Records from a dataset
☆ ☆ ☆ ☆
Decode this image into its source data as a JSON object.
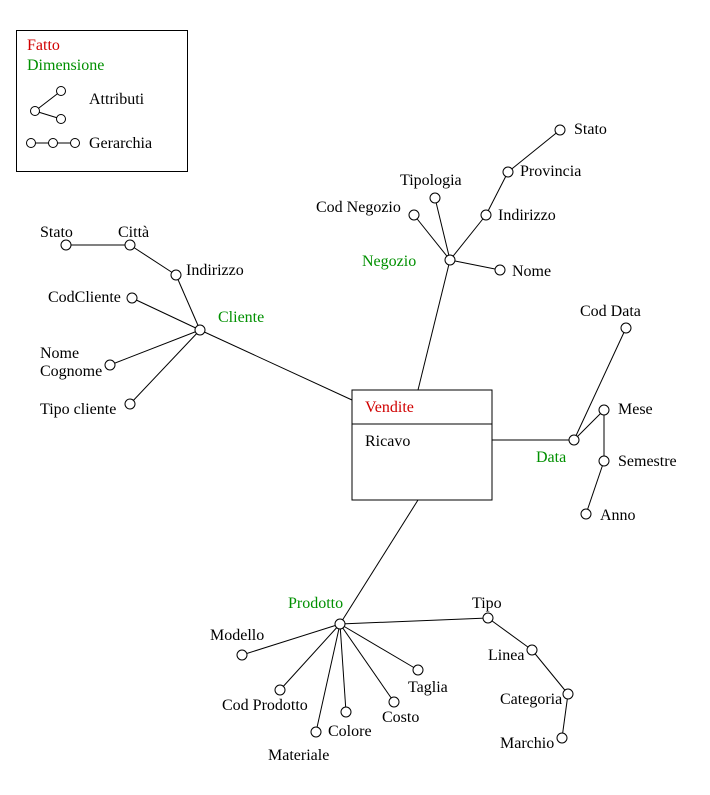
{
  "legend": {
    "fatto": "Fatto",
    "dimensione": "Dimensione",
    "attributi": "Attributi",
    "gerarchia": "Gerarchia"
  },
  "fact": {
    "name": "Vendite",
    "measure": "Ricavo"
  },
  "dimensions": {
    "cliente": {
      "label": "Cliente"
    },
    "negozio": {
      "label": "Negozio"
    },
    "data": {
      "label": "Data"
    },
    "prodotto": {
      "label": "Prodotto"
    }
  },
  "cliente_attrs": {
    "indirizzo": "Indirizzo",
    "citta": "Città",
    "stato": "Stato",
    "codcliente": "CodCliente",
    "nome_cognome_l1": "Nome",
    "nome_cognome_l2": "Cognome",
    "tipo_cliente": "Tipo cliente"
  },
  "negozio_attrs": {
    "cod_negozio": "Cod Negozio",
    "tipologia": "Tipologia",
    "indirizzo": "Indirizzo",
    "provincia": "Provincia",
    "stato": "Stato",
    "nome": "Nome"
  },
  "data_attrs": {
    "cod_data": "Cod Data",
    "mese": "Mese",
    "semestre": "Semestre",
    "anno": "Anno"
  },
  "prodotto_attrs": {
    "modello": "Modello",
    "cod_prodotto": "Cod Prodotto",
    "materiale": "Materiale",
    "colore": "Colore",
    "costo": "Costo",
    "taglia": "Taglia",
    "tipo": "Tipo",
    "linea": "Linea",
    "categoria": "Categoria",
    "marchio": "Marchio"
  }
}
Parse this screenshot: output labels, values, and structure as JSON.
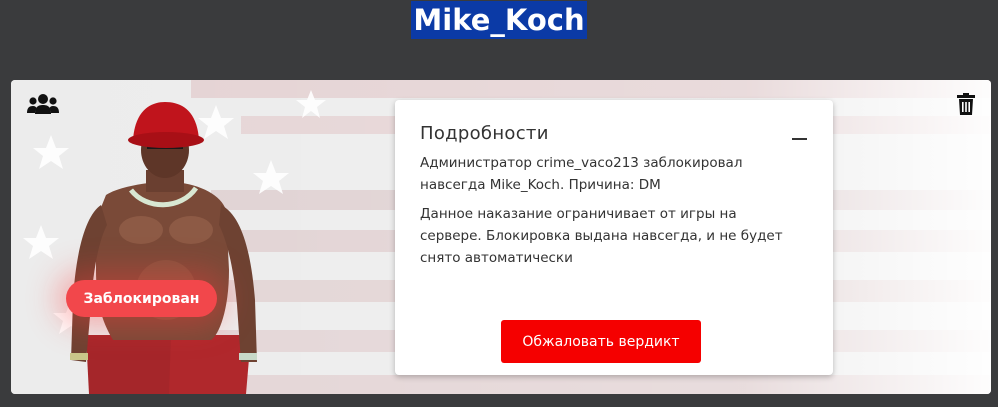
{
  "player": {
    "name": "Mike_Koch"
  },
  "status": {
    "badge_label": "Заблокирован",
    "badge_color": "#f2474b"
  },
  "details": {
    "title": "Подробности",
    "collapse_symbol": "—",
    "message": "Администратор crime_vaco213 заблокировал навсегда Mike_Koch. Причина: DM",
    "description": "Данное наказание ограничивает от игры на сервере. Блокировка выдана навсегда, и не будет снято автоматически",
    "appeal_button": "Обжаловать вердикт",
    "appeal_color": "#f50000"
  },
  "icons": {
    "left": "group-users-icon",
    "right": "trash-icon"
  },
  "colors": {
    "page_background": "#3a3b3d",
    "title_highlight": "#0b3aa6"
  }
}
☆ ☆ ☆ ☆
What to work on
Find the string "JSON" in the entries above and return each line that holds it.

Output of the task
Decode this image into its source data as a JSON object.
Parse this screenshot: output labels, values, and structure as JSON.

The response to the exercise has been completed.